Comprehensive Analysis of Trajectories of Change in the Uplands.

Scaling-up innovations for sustainable development in the uplands of Lao PDR.

The Catch-Up program has developed a typology of land use changes trajectories in the upland areas of Lao PDR. The underlying assumption is that locations (villages, districts) following similar trajectories at a different pace or with a time difference can learn from each other and avoid repeating mistakes. If the relevant institutional structures and mechanisms are in place to support exchanges across scales and actors, this learning process will facilitate decision-making in times of uncertainty. Furthermore, the identification of locations that share the same opportunities and constraints for development will facilitate the design of appropriate technologies and spatially differentiated policies. Through an understanding of the local processes of land use changes and their main driving forces, targeted introductions of technical and organizational innovations will have better chances to succeed and achieve a greater impact at the regional level.

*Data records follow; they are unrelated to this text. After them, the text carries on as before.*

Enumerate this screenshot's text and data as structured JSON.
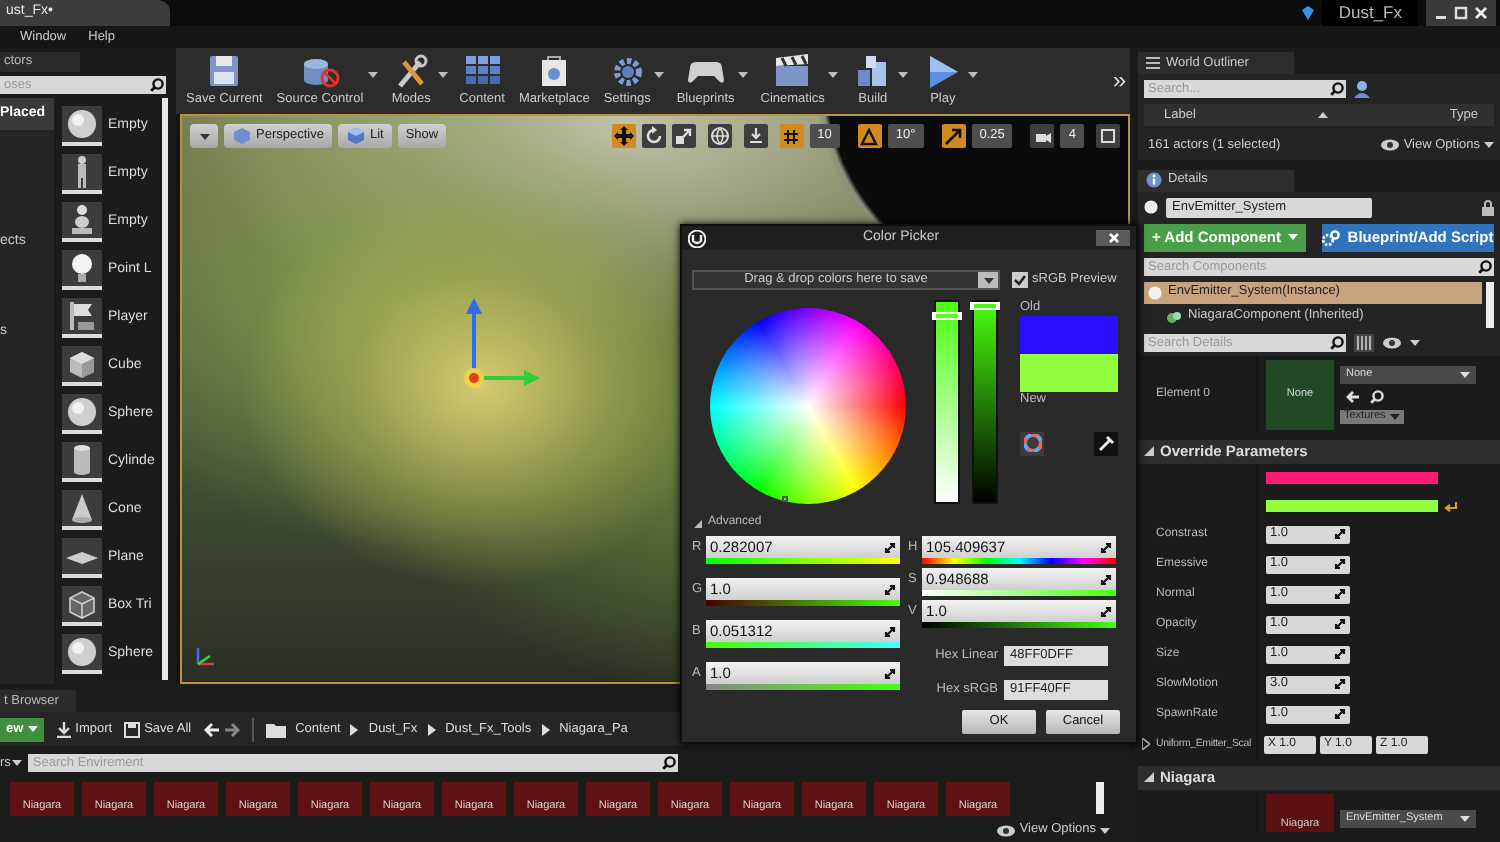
{
  "title_bar": {
    "document_tab": {
      "label": "ust_Fx•",
      "selected": true
    },
    "project_name": "Dust_Fx"
  },
  "menu_bar": [
    "Window",
    "Help"
  ],
  "place_actors": {
    "tab": "ctors",
    "search_placeholder": "oses",
    "categories": [
      {
        "label": "Placed",
        "selected": true
      },
      {
        "label": "ects",
        "selected": false
      },
      {
        "label": "s",
        "selected": false
      }
    ],
    "items": [
      {
        "label": "Empty",
        "kind": "sphere"
      },
      {
        "label": "Empty",
        "kind": "figure"
      },
      {
        "label": "Empty",
        "kind": "pawn"
      },
      {
        "label": "Point L",
        "kind": "bulb"
      },
      {
        "label": "Player",
        "kind": "flag"
      },
      {
        "label": "Cube",
        "kind": "cube"
      },
      {
        "label": "Sphere",
        "kind": "sphere"
      },
      {
        "label": "Cylinde",
        "kind": "cylinder"
      },
      {
        "label": "Cone",
        "kind": "cone"
      },
      {
        "label": "Plane",
        "kind": "plane"
      },
      {
        "label": "Box Tri",
        "kind": "box"
      },
      {
        "label": "Sphere",
        "kind": "sphere"
      }
    ]
  },
  "toolbar": {
    "buttons": [
      {
        "label": "Save Current",
        "kind": "save",
        "dropdown": false
      },
      {
        "label": "Source Control",
        "kind": "source",
        "dropdown": true
      },
      {
        "label": "Modes",
        "kind": "modes",
        "dropdown": true
      },
      {
        "label": "Content",
        "kind": "content",
        "dropdown": false
      },
      {
        "label": "Marketplace",
        "kind": "marketplace",
        "dropdown": false
      },
      {
        "label": "Settings",
        "kind": "settings",
        "dropdown": true
      },
      {
        "label": "Blueprints",
        "kind": "blueprints",
        "dropdown": true
      },
      {
        "label": "Cinematics",
        "kind": "cinematics",
        "dropdown": true
      },
      {
        "label": "Build",
        "kind": "build",
        "dropdown": true
      },
      {
        "label": "Play",
        "kind": "play",
        "dropdown": true
      }
    ],
    "overflow": "»"
  },
  "viewport": {
    "buttons": [
      {
        "label": "Perspective",
        "kind": "perspective"
      },
      {
        "label": "Lit",
        "kind": "lit"
      },
      {
        "label": "Show",
        "kind": "plain"
      }
    ],
    "snaps": [
      {
        "value": "10",
        "kind": "grid"
      },
      {
        "value": "10°",
        "kind": "rotate"
      },
      {
        "value": "0.25",
        "kind": "scale"
      },
      {
        "value": "4",
        "kind": "camera"
      }
    ]
  },
  "content_browser": {
    "tab": "t Browser",
    "new_button": "ew",
    "import": "Import",
    "save_all": "Save All",
    "path": [
      "Content",
      "Dust_Fx",
      "Dust_Fx_Tools",
      "Niagara_Pa"
    ],
    "filters": "rs",
    "search_placeholder": "Search Envirement",
    "assets": [
      "Niagara",
      "Niagara",
      "Niagara",
      "Niagara",
      "Niagara",
      "Niagara",
      "Niagara",
      "Niagara",
      "Niagara",
      "Niagara",
      "Niagara",
      "Niagara",
      "Niagara",
      "Niagara"
    ],
    "view_options": "View Options"
  },
  "world_outliner": {
    "tab": "World Outliner",
    "search_placeholder": "Search...",
    "columns": [
      "Label",
      "Type"
    ],
    "status": "161 actors (1 selected)",
    "view_options": "View Options"
  },
  "details": {
    "tab": "Details",
    "actor_name": "EnvEmitter_System",
    "add_component": "+ Add Component",
    "blueprint": "Blueprint/Add Script",
    "search_components_placeholder": "Search Components",
    "components": [
      {
        "label": "EnvEmitter_System(Instance)",
        "selected": true,
        "children": [
          {
            "label": "NiagaraComponent (Inherited)",
            "selected": false
          }
        ]
      }
    ],
    "search_details_placeholder": "Search Details",
    "element": {
      "label": "Element 0",
      "thumbnail": "None",
      "asset": "None",
      "filter": "Textures"
    },
    "override_parameters": {
      "title": "Override Parameters",
      "color_params": [
        {
          "color": "#ff1a75",
          "reset": false
        },
        {
          "color": "#91ff40",
          "reset": true
        }
      ],
      "params": [
        {
          "label": "Constrast",
          "value": "1.0"
        },
        {
          "label": "Emessive",
          "value": "1.0"
        },
        {
          "label": "Normal",
          "value": "1.0"
        },
        {
          "label": "Opacity",
          "value": "1.0"
        },
        {
          "label": "Size",
          "value": "1.0"
        },
        {
          "label": "SlowMotion",
          "value": "3.0"
        },
        {
          "label": "SpawnRate",
          "value": "1.0"
        }
      ],
      "vector_param": {
        "label": "Uniform_Emitter_Scal",
        "components": [
          {
            "axis": "X",
            "value": "1.0"
          },
          {
            "axis": "Y",
            "value": "1.0"
          },
          {
            "axis": "Z",
            "value": "1.0"
          }
        ]
      }
    },
    "niagara": {
      "title": "Niagara",
      "thumbnail": "Niagara",
      "asset": "EnvEmitter_System"
    }
  },
  "color_picker": {
    "title": "Color Picker",
    "themes_placeholder": "Drag & drop colors here to save",
    "srgb_preview": {
      "label": "sRGB Preview",
      "checked": true
    },
    "sliders": [
      {
        "kind": "saturation",
        "level": 0.95
      },
      {
        "kind": "value",
        "level": 1.0
      }
    ],
    "swatches": [
      {
        "label": "Old",
        "color": "#2a10ff"
      },
      {
        "label": "New",
        "color": "#91ff40"
      }
    ],
    "advanced": "Advanced",
    "rgba": [
      {
        "label": "R",
        "value": "0.282007"
      },
      {
        "label": "G",
        "value": "1.0"
      },
      {
        "label": "B",
        "value": "0.051312"
      },
      {
        "label": "A",
        "value": "1.0"
      }
    ],
    "hsv": [
      {
        "label": "H",
        "value": "105.409637"
      },
      {
        "label": "S",
        "value": "0.948688"
      },
      {
        "label": "V",
        "value": "1.0"
      }
    ],
    "hex": [
      {
        "label": "Hex Linear",
        "value": "48FF0DFF"
      },
      {
        "label": "Hex sRGB",
        "value": "91FF40FF"
      }
    ],
    "buttons": [
      "OK",
      "Cancel"
    ]
  }
}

Systems approach and multi-scalar interdisciplinary research

The understanding of land use changes must be rooted in a diagnosis of local realities. Village level studies revealed past and ongoing processes of land use change in different agro-ecological and socioeconomic contexts. This diagnostic activity included three main components:

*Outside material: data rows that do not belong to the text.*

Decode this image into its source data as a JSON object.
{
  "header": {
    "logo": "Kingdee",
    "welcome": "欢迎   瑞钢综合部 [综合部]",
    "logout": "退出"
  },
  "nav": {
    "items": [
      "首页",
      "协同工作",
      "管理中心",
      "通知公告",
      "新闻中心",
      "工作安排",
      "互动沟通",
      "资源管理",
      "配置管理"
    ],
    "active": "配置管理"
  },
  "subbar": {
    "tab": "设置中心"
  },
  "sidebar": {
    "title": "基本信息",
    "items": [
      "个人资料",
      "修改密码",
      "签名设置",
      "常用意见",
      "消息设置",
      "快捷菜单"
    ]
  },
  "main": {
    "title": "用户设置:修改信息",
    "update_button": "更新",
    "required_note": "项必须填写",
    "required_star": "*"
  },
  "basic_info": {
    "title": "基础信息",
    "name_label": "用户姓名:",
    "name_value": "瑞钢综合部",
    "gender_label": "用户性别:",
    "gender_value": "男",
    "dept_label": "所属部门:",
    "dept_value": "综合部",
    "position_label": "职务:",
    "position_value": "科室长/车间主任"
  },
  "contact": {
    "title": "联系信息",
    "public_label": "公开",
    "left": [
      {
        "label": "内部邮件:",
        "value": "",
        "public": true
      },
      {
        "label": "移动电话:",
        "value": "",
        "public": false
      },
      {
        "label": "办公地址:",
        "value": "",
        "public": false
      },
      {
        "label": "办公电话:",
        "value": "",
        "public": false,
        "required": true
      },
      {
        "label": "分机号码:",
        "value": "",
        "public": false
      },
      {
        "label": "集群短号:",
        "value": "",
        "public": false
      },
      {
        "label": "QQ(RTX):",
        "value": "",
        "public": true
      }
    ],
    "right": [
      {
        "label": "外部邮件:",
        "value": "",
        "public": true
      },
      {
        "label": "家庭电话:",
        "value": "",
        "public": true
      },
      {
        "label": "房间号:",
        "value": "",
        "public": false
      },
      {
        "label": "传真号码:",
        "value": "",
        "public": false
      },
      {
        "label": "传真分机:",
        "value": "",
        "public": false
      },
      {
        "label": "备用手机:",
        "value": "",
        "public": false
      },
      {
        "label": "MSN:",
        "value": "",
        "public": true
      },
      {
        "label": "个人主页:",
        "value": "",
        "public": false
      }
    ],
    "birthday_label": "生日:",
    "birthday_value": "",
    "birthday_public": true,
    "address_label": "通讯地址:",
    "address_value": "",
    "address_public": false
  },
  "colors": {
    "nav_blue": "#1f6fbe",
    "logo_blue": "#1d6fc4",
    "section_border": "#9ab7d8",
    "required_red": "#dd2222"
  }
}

These activities were conducted at complementary scales: village, district and province. Remote sensing and GIS technologies were used at multiple scales to study the spatial extent and regional dynamics of farming systems.

Participatory action-research

End users of the research outputs (farmers, extension agents, local and regional decision-makers) contributed actively in all steps of the research process. This is an important condition for adoption and implementation of research results. The participatory approach combined two components:

Knowledge integration for policy-oriented research

Tools and methods were developed and combined to make policy-relevant research results available to a large public. Building upon numerous case studies and an innovative comparative methodology, the information synthesized by the Catch-Up program has been capitalized and incorporated into NAFRI's communication facilities (e.g. Policy Briefs series and Lao Journal of Agriculture and Forestry).

Participatory simulations also played a key role in the Catch-Up program and were used to better understand and represent agro-ecological dynamics at multiple scales. In addition, different scenarios of land use change, triggered by technical innovations (e.g. conservation agriculture) or new policy instruments (e.g. payment for environmental services), were explored with stakeholders in order to explore alternatives to unsustainable practices.